Dad told me how his mother had put off paying money to a doctor to look at his sister’s septic leg wound: and as a result of that, his sister my Auntie Molly lost her leg….and it ruined her life. Grandma never got over the guilt, but the NHS had banished that sort of thing forever. To my father, none of this had anything to do with socialism: it was just compassion, and he was justifiably proud to be British on the basis of it.
Aged 16, my brother Mike – a talented cricketer – was hit by a full-toss beamer on the temple, and needed an operation to drain a blood clot on his brain. Yet again, the NHS came to the rescue.
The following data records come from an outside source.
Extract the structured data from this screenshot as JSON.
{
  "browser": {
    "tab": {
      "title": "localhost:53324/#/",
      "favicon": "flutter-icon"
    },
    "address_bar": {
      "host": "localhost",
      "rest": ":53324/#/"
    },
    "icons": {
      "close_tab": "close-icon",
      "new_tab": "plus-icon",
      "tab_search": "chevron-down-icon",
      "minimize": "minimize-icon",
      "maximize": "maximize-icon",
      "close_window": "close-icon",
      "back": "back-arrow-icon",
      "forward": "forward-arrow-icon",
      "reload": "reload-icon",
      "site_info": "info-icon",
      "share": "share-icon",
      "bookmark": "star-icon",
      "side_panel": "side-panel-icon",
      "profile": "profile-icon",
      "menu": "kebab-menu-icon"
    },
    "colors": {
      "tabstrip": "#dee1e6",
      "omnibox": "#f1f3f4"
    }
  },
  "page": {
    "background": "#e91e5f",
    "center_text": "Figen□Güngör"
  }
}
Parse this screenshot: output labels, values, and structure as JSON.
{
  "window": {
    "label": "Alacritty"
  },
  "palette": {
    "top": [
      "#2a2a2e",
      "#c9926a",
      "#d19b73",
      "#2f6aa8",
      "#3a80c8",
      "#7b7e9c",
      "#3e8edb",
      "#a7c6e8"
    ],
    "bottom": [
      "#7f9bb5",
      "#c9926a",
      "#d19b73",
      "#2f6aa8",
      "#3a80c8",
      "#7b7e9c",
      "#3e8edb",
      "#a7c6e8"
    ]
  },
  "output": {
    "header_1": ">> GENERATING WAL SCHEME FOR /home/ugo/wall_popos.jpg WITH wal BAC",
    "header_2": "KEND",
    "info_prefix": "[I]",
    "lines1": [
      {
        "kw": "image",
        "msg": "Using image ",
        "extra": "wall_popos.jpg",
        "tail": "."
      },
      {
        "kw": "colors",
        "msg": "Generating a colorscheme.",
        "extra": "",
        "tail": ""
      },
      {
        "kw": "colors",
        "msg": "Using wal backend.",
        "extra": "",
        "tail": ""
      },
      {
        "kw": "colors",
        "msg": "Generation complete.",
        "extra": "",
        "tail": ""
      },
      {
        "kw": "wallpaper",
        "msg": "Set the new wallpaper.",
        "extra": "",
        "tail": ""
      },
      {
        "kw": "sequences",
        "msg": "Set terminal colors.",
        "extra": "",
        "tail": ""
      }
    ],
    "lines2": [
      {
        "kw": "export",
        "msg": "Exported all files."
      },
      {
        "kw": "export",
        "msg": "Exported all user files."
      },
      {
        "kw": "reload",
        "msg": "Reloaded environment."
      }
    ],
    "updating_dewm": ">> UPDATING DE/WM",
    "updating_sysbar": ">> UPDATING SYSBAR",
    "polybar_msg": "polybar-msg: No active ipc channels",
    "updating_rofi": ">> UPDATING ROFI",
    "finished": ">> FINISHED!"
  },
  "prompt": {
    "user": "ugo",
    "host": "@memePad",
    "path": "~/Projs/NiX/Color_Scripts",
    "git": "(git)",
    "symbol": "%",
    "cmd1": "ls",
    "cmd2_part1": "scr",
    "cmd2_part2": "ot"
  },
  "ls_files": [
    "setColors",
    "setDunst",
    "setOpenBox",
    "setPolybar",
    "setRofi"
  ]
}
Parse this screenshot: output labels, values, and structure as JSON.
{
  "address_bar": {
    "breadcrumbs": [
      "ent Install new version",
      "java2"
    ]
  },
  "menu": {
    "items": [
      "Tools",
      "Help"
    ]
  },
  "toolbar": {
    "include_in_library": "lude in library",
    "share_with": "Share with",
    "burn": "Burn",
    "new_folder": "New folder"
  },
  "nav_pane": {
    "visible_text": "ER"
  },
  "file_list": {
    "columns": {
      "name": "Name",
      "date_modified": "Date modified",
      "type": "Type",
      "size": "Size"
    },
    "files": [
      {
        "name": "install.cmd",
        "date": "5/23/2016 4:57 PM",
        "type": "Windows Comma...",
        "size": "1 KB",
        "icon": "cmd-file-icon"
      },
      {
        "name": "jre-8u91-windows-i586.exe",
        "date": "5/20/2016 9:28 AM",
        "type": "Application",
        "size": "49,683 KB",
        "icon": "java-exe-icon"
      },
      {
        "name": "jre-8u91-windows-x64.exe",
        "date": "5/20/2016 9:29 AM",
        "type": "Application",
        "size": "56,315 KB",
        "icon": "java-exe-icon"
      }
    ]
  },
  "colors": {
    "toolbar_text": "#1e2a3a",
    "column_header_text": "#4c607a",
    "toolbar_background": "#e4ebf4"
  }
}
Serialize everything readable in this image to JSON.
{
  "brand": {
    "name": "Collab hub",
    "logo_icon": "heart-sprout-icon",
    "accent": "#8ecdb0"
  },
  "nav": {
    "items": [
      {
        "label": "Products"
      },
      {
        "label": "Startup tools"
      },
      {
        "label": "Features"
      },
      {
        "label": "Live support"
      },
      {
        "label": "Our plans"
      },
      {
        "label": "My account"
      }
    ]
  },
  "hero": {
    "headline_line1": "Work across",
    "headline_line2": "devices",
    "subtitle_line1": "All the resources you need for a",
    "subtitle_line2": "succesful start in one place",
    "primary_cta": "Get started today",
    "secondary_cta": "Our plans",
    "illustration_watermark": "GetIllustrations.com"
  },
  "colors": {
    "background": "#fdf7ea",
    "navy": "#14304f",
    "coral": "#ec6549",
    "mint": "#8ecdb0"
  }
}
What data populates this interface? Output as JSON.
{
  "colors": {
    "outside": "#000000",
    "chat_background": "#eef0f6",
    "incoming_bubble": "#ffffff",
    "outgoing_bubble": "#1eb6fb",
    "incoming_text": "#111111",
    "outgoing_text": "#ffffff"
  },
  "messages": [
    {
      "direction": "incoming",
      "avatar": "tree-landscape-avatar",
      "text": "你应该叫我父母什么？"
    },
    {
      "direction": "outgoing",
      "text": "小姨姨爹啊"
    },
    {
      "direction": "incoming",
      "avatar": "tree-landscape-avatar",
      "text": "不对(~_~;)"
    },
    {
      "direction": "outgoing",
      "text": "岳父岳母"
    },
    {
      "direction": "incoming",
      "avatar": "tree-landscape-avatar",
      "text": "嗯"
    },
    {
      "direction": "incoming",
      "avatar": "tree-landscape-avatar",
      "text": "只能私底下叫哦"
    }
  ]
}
Already a survivor of peritonitis thanks to Nye Bevan’s invention, I remember Mike saying he had trouble adjusting after the blood clot hospital spell, because the kindness he’d been shown was so atypical of life in general.
Back then, ambulance-chasing lawyers were still inside the locked box of Pandora, it was thought admirable to have “a calling”, parents given a very high quality free education for their kids displayed supportive humility to our schools and their teachers, kids were frightened of coppers, and people like me were offered – with no strings or fees attached – the sort of social mobility that had previously been the dream of fluffy idealists. Quotas and forced, unreal “equality” had yet to be invented by ideological idiocy. Britain was morphing, at last, into being a meritocracy where social background, skin colour and religion were were irrelevancies.
But in 1964, the overwhelmingly bourgeois and privileged leaders of the Labour Party under Harold Wilson came to power. Their guilty goal was to demolish excellence in education, drift away from the realities of life, employ hollow slogans from US election campaigns and – above all – stop deprived kids from fulfilling their potential. Thirty three years later, an equally privileged and privately educated “New” Labour embraced focus groups, media spin and monetarist drivel while letting immigration rip.
Only by closing down social advancement and importing the New Poor has Labour retained any appeal to the electorate. And nothing helped them more in this respect than a Conservative Party that – in administration after administration – engaged in a systematic attack on investment on the very old, the very young, the very ill and home-grown British talent.
As histories go, they don’t come more ironic than that: in this life, we reap what we sow…and nothing has sown more divisive discontent than the combined efforts of monetarist Tories, and Labour’s race, class and gender warriors.
I remain a radical longing for an independent and confident United Kingdom driven by empirical compassion not ruthless ideological fantasy.